A fine line separates farce from chaos.
If you have seen an amateur production of Noises Off, you may have seen chaos.
If you see the George Street Playhouse production of It’s Only a Play, you will see farce, and farce well done.
It’s Only a Play—which George Street also mounted during its—COVID-driven virtual season—is the handiwork of Terrence McNally, who died last year as a result of the virus.
The scene is the bedroom suite of a wealthy Manhattanite, Julia Budder, who has put up the dough to produce a Broadway play.
Downstairs in the plush townhouse, an opening-night party is at full force, what with Liza Minnelli, Hillary Clinton, Rosie O’Donnell, and the cast of The Lion King on hand.
Upstairs, in the bedroom, Julia and several others—a coat-check flunky, the director, the playwright, the leading lady, a critic, and an actor who took a pass on this play—hang out while they await the reviews.
These characters alternately commiserate and spar with each other as each nurses his or her own vested interest in what the critics—especially The Times critic—are about to do for or to this play.
Those with a particular interest in New York theater might get a special kick out the diatribes about what ails Broadway—you know: commercialism, revivals, star vehicles, British imports.
But the draw here is the way this cast, co-directed by Kevin Cahoon and Colin Hanlon, delivers McNally’s crackling dialogue and carries out the physical gags.
The timing, the double takes, the slow burns, the hurtled props: it all works.
This is a true ensemble piece with Doug Harris as the flunky, Mark Junek as the actor who took a pass, Kristine Nielsen as the leading lady, Greg Cuellar as the director, Lindsay Nicole Chambers as the producer, Triney Sandoval as the critic, and Patrick Richwood as the playwright.
There’s no upstaging here, but it’s hard not to focus on Kristine Nielsen’s bravura performance as leading lady Virginia Noyes. This grande dame is so enamored of drugs that she wears an ankle bracelet and checks in with her parole officer. She has just returned to Broadway after an exile in Hollywood, and she’s convinced that her triumph in this play will be sweet revenge against those SOBs in Los Angeles.
Everything about Nielsen’s portrayal is hilarious: her delivery, her reactions, her profanity, her physical presence all combine to provoke gales of laughter that often linger over the ensuing dialogue.

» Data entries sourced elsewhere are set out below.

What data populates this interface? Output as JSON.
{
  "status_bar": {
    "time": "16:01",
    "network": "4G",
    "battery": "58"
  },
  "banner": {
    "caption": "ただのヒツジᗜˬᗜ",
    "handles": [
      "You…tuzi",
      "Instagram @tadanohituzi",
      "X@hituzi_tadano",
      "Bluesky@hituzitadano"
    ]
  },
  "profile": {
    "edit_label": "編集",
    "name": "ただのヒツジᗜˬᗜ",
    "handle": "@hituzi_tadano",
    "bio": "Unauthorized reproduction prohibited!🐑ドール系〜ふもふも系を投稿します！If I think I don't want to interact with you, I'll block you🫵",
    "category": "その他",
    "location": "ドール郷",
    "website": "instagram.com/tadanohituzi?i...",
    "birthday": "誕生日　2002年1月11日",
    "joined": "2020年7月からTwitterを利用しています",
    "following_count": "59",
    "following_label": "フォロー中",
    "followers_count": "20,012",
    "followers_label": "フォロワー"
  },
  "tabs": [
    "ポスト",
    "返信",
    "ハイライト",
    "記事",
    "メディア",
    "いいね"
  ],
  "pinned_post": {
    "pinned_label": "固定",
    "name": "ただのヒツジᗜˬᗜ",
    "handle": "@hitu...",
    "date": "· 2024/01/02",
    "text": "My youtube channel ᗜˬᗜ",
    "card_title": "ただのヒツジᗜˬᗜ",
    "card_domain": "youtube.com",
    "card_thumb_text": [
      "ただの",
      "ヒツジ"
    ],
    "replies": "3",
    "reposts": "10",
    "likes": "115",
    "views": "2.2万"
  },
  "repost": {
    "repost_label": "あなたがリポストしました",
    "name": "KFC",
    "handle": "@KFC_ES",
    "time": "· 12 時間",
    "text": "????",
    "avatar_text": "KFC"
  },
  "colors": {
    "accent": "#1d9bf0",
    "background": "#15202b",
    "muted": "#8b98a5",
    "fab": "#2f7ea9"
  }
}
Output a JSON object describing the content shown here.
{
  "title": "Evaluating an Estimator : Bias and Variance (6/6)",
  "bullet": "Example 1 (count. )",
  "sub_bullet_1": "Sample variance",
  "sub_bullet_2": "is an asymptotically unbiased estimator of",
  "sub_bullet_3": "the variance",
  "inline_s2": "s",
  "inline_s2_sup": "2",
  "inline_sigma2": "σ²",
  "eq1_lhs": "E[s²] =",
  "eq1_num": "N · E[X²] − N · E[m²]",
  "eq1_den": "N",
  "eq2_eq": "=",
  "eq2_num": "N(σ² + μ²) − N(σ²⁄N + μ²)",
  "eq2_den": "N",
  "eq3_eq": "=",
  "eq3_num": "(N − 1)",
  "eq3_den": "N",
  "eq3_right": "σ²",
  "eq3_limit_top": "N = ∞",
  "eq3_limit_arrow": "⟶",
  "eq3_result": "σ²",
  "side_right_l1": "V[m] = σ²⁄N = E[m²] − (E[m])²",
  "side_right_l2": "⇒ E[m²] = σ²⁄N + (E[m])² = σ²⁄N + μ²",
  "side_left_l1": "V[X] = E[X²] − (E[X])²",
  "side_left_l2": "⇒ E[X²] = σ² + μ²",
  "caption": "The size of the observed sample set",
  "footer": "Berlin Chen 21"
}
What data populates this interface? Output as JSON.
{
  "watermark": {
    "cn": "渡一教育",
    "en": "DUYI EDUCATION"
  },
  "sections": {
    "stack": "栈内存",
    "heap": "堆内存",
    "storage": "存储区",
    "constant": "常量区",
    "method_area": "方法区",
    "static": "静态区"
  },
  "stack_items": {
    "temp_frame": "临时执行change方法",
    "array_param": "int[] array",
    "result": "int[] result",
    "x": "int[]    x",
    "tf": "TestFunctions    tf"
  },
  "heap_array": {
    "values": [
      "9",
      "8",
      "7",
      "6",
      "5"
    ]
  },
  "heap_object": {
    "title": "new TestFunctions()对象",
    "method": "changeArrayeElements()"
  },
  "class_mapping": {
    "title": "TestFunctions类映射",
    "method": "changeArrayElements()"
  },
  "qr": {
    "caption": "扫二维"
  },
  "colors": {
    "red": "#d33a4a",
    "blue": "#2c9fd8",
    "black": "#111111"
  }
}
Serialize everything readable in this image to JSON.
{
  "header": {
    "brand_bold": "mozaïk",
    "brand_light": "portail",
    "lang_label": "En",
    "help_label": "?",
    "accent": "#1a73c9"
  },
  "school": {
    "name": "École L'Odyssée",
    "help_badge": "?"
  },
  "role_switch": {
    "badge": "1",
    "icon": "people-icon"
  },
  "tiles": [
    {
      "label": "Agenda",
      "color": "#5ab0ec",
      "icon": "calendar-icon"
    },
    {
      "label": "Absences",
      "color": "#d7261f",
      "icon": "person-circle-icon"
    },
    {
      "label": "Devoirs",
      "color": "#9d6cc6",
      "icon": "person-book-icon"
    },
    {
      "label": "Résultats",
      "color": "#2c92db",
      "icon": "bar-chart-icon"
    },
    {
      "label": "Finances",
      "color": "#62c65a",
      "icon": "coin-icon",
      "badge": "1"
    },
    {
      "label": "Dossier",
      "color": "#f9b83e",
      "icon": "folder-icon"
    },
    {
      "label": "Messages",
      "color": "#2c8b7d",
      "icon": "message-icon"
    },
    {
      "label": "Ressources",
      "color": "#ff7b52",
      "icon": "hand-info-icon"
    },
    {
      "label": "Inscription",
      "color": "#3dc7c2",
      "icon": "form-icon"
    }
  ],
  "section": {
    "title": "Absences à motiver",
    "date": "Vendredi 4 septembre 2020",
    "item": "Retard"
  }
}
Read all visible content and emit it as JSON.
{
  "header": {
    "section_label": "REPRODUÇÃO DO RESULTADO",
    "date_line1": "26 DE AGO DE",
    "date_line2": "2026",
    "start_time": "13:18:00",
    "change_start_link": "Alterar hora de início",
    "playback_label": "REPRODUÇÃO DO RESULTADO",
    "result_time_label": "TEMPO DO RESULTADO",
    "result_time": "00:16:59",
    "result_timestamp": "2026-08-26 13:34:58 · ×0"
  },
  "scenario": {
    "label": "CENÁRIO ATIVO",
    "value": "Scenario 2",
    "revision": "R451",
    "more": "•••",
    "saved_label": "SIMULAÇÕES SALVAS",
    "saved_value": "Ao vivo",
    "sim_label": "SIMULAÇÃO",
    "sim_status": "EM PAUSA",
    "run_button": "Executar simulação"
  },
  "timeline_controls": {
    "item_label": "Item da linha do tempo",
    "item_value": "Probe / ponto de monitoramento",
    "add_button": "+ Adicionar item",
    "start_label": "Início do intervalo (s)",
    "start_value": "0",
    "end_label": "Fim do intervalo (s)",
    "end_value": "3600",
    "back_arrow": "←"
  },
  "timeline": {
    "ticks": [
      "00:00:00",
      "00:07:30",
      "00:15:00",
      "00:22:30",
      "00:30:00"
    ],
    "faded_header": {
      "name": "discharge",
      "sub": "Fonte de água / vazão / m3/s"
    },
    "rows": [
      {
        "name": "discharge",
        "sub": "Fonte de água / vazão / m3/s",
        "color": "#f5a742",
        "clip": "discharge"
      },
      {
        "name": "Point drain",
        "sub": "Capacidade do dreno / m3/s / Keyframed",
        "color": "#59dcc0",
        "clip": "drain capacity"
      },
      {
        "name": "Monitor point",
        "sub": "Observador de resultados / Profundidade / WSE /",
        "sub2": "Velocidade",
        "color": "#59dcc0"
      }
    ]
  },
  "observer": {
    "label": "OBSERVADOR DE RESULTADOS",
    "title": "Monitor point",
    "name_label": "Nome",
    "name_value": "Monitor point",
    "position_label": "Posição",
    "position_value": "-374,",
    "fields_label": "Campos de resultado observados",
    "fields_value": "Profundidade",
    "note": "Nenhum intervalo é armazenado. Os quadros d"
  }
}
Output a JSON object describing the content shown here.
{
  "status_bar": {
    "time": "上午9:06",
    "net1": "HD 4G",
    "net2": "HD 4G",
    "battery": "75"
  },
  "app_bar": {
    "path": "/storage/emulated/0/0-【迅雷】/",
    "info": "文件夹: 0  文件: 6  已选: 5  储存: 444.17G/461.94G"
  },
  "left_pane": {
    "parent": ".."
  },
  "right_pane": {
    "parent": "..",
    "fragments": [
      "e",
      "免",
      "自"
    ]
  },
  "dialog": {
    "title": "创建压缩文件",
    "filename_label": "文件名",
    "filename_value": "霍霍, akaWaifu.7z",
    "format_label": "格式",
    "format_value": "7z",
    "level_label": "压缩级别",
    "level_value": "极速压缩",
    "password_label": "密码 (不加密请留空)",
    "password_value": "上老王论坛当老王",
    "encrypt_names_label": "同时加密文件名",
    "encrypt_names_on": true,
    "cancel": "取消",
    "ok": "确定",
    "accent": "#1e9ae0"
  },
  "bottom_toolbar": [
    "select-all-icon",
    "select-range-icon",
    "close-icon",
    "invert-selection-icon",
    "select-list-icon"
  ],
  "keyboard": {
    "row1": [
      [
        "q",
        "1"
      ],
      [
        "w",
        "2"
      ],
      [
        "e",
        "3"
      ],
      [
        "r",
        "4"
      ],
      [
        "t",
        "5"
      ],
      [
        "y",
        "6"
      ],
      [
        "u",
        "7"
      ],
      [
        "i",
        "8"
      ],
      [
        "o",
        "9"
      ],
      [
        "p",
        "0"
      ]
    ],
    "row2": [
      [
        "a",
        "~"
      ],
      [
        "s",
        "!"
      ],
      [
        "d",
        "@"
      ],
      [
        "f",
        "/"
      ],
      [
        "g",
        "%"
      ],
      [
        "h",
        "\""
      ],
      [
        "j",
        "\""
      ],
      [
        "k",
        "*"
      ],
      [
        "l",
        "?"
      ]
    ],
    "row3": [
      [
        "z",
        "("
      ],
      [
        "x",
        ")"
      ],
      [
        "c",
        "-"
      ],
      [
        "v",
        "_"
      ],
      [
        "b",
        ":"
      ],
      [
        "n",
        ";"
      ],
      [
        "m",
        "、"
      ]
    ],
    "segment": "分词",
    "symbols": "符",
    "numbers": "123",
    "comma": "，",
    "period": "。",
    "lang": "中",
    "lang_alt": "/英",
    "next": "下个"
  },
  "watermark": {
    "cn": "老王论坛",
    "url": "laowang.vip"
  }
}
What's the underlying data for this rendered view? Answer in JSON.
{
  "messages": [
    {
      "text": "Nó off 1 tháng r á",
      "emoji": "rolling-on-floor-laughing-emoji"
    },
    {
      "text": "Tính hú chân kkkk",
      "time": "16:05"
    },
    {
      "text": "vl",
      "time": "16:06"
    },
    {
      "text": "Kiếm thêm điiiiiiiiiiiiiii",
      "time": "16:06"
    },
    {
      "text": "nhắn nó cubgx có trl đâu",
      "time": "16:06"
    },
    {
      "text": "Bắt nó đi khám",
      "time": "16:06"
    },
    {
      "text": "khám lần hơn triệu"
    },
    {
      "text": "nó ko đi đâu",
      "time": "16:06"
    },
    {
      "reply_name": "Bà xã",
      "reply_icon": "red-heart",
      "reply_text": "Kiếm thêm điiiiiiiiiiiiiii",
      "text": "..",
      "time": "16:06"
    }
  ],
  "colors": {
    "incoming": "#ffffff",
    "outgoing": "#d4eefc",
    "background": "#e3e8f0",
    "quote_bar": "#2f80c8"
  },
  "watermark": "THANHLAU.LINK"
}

Credit Patrick Richwood, too, for a nuanced portrayal of the playwright who senses that, at last, he has achieved what every playwright lives for—a Broadway hit. Amid the uproar that repeatedly erupts in this play, McNally’s script allows the characters substantial monologues, and the soft-spoken Richwood makes the most of the opportunity to weave employ pathos and humor to evoke the moments in which a theatrical artist dangles between elation or heartbreak.
Doug Harris is endearing as the coat-check boy—he’s really an aspiring actor, you know—who has just arrived in New York and can’t stop saying “wow,” and Greg Cuellar camps it up to a glorious pitch as the kleptomanic English director who writes OBE after his name but longs to be told, just once, that his work stinks.
But there are no weak figures in this cast as they tell this story on David L. Arsenault’s stunning set.
Terrence McNally introduced this play in 1982 after an earlier version failed. It has been performed off-off, off, and on Broadway and in regional theaters far and wide.
The evidence on the George Street stage is that “It’s a Play,” with the right cast and direction, is still a winner.
It's Only A Play runs until December 19, 2021. Click here for more information or to purchase tickets.
Photos by T. Charles Erickson